Items from an interface collection:
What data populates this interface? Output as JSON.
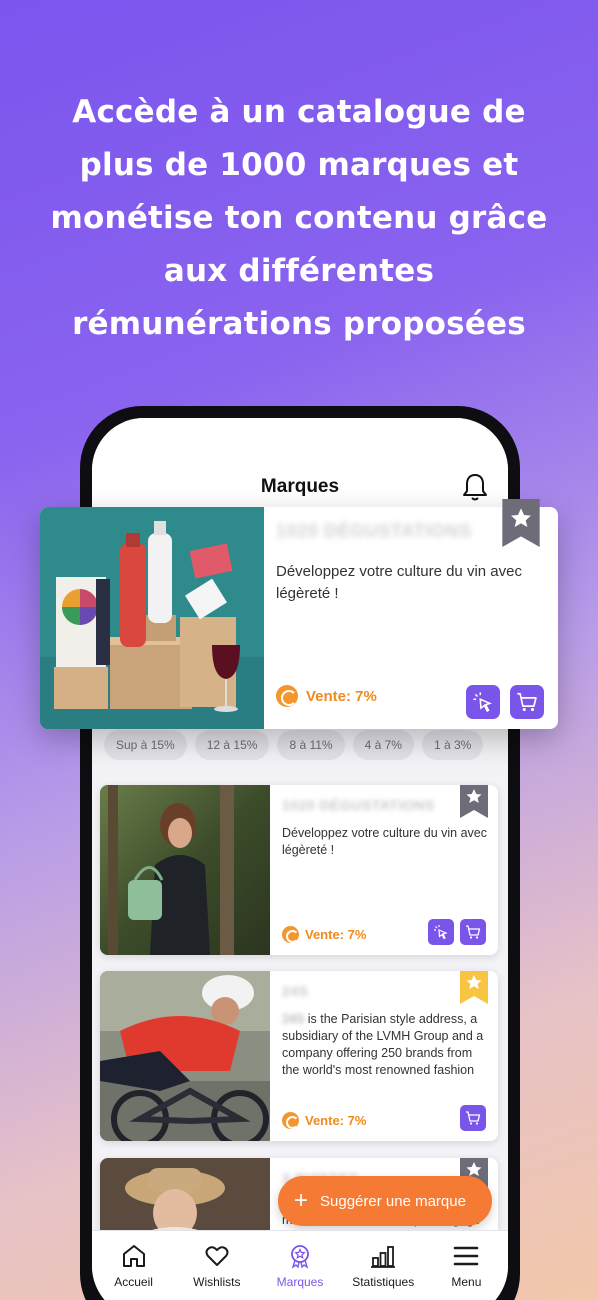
{
  "headline": "Accède à un catalogue de plus de 1000 marques et monétise ton contenu grâce aux différentes rémunérations proposées",
  "header": {
    "title": "Marques",
    "icon": "bell-icon"
  },
  "filters": [
    "Sup à 15%",
    "12 à 15%",
    "8 à 11%",
    "4 à 7%",
    "1 à 3%"
  ],
  "featured": {
    "brand": "1020 DÉGUSTATIONS",
    "description": "Développez votre culture du vin avec légèreté !",
    "sale": "Vente: 7%",
    "bookmark_color": "#6d6c78"
  },
  "cards": [
    {
      "brand": "1020 DÉGUSTATIONS",
      "description": "Développez votre culture du vin avec légèreté !",
      "sale": "Vente: 7%",
      "bookmark_color": "#6d6c78"
    },
    {
      "brand": "24S",
      "description_blur": "24S",
      "description": " is the Parisian style address, a subsidiary of the LVMH Group and a company offering 250 brands from the world's most renowned fashion",
      "sale": "Vente: 7%",
      "bookmark_color": "#f7c541"
    },
    {
      "brand": "3 SUISSES",
      "description": "mode et de décoration qui s'engage",
      "bookmark_color": "#6d6c78"
    }
  ],
  "fab": {
    "label": "Suggérer une marque"
  },
  "tabs": [
    {
      "label": "Accueil",
      "icon": "home-icon"
    },
    {
      "label": "Wishlists",
      "icon": "heart-icon"
    },
    {
      "label": "Marques",
      "icon": "badge-icon",
      "active": true
    },
    {
      "label": "Statistiques",
      "icon": "bar-chart-icon"
    },
    {
      "label": "Menu",
      "icon": "menu-icon"
    }
  ],
  "colors": {
    "accent": "#7a55ea",
    "orange": "#f57a34",
    "sale": "#f08a1e"
  }
}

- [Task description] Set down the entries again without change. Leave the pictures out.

- [Answer box]
What data populates this interface? Output as JSON.
{
  "headline": "Accède à un catalogue de plus de 1000 marques et monétise ton contenu grâce aux différentes rémunérations proposées",
  "header": {
    "title": "Marques",
    "icon": "bell-icon"
  },
  "filters": [
    "Sup à 15%",
    "12 à 15%",
    "8 à 11%",
    "4 à 7%",
    "1 à 3%"
  ],
  "featured": {
    "brand": "1020 DÉGUSTATIONS",
    "description": "Développez votre culture du vin avec légèreté !",
    "sale": "Vente: 7%",
    "bookmark_color": "#6d6c78"
  },
  "cards": [
    {
      "brand": "1020 DÉGUSTATIONS",
      "description": "Développez votre culture du vin avec légèreté !",
      "sale": "Vente: 7%",
      "bookmark_color": "#6d6c78"
    },
    {
      "brand": "24S",
      "description_blur": "24S",
      "description": " is the Parisian style address, a subsidiary of the LVMH Group and a company offering 250 brands from the world's most renowned fashion",
      "sale": "Vente: 7%",
      "bookmark_color": "#f7c541"
    },
    {
      "brand": "3 SUISSES",
      "description": "mode et de décoration qui s'engage",
      "bookmark_color": "#6d6c78"
    }
  ],
  "fab": {
    "label": "Suggérer une marque"
  },
  "tabs": [
    {
      "label": "Accueil",
      "icon": "home-icon"
    },
    {
      "label": "Wishlists",
      "icon": "heart-icon"
    },
    {
      "label": "Marques",
      "icon": "badge-icon",
      "active": true
    },
    {
      "label": "Statistiques",
      "icon": "bar-chart-icon"
    },
    {
      "label": "Menu",
      "icon": "menu-icon"
    }
  ],
  "colors": {
    "accent": "#7a55ea",
    "orange": "#f57a34",
    "sale": "#f08a1e"
  }
}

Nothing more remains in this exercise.